much longer after that. So, Mr. Chairman. I will wrap up.
    I guess I will ask Mr. Hahn or maybe--well, let me ask Mr. 
Freeh. It strikes me that after all of that flap over the FALN 
pardon that the Deputy Attorney General who was handling these 
matters should have been even more resistant to the Marc Rich 
pardon, which you have considered to be corrupt, and should 
have done everything possible to resist it, and certainly 
shouldn't have said, ``I am leaning toward it,'' but should 
have said, ``It is the position of''--``Mr. President, you can 
do what you want, but my position is you should not execute 
this pardon.''
    Mr. Freeh. Yes. No, Senator, you are absolutely right. You 
were a lead prosecutor. You were responsible for an office. You 
know, I was, as I mentioned before, the Deputy U.S. Attorney in 
the Southern District. I went over to the Swiss authorities to 
negotiate for Marc Rich's arrest. There was nobody more 
outraged at that pardon than me and my colleagues in the 
Southern District of New York.
    But I did say earlier this morning, you know, the White 
House went to extraordinary lengths to deceive the Attorney 
General, myself, the Department of Justice, and everyone about 
who was on the secret pardon list, whether it is a pay-for-play 
list or whatever you want to call it.
    But, you know, to put Eric Holder's position and 
victimization in perspective, as I said, I had two FBI agents 
on inauguration morning--8 years ago next week, I had two FBI 
agents standing in the cold outside of the west gate of the 
White House, because that was the only way we were going to see 
the publicly posted list of people who were pardoned.
    So the extraordinary lengths that they went to--and Marc 
Rich's lawyer being a part of that cabal--I don't think it is 
fair to put that blame totally on Eric Holder. He takes 
responsibility, and he will never make that mistake again. But 
I think, as Senator Warner said yesterday, he is learned from 
that mistake, and that should certainly not be the basis upon 
disqualifying him for a job which I think he is going to do 
with excellence.
    Senator Sessions. Thank you. I think you framed the issue 

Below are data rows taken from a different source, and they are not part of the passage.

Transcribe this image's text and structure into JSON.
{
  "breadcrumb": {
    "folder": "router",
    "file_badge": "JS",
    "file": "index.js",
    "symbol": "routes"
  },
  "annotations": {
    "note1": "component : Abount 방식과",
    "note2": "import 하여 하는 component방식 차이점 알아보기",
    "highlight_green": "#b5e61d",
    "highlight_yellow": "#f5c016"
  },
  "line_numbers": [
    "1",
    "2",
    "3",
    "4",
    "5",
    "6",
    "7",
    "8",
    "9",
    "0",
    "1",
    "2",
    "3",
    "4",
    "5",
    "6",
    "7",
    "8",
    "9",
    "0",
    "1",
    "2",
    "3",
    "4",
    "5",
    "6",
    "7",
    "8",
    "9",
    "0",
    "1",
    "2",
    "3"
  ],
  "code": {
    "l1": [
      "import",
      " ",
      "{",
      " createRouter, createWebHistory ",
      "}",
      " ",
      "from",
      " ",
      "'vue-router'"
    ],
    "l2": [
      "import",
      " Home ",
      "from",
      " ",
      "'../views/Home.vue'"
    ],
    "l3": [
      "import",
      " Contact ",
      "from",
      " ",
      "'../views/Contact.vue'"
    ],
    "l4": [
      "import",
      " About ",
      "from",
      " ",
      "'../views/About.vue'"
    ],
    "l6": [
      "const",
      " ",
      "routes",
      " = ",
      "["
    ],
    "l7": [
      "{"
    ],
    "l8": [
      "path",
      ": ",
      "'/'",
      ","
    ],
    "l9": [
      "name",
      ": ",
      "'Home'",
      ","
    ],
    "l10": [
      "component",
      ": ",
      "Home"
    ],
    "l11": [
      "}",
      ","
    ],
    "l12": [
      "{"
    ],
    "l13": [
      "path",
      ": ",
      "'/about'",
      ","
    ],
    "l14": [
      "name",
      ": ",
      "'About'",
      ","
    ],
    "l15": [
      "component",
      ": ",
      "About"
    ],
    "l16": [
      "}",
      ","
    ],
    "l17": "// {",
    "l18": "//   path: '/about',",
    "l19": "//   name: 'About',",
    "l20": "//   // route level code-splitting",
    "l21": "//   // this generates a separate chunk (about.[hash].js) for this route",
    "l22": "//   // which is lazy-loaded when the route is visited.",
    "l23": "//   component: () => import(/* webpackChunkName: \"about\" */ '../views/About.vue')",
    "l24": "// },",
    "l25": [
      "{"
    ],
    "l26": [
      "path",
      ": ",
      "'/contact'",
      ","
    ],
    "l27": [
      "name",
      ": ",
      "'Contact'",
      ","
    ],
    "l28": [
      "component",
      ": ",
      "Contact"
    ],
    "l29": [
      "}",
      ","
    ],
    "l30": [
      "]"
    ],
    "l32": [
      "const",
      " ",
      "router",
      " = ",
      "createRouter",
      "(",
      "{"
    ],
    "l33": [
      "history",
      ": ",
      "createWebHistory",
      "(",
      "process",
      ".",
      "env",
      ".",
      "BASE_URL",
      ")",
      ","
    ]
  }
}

for the Senate very well.
    Mr. Chairman, thank you for allowing us to have extra time.
    Chairman Leahy. Thank you. Again, I am going to put in the 
rest of the letters from victim's advocates and all the law 
enforcement in the record.
    We will keep the record open until the close of business 
today. I thank all of you for being here. I know how busy you 
    Judge Freeh, you said that you were heading to Vermont this 
afternoon. I want you to know that at my home this morning in 
Vermont, the temperature was 24. That is 24 below zero.
    Mr. Freeh. Thank you, sir.
    Chairman Leahy. Thank you. We stand in recess.
    [Whereupon, at 11:51 a.m., the Committee was adjourned.]
    [Questions and answers and submissions for the record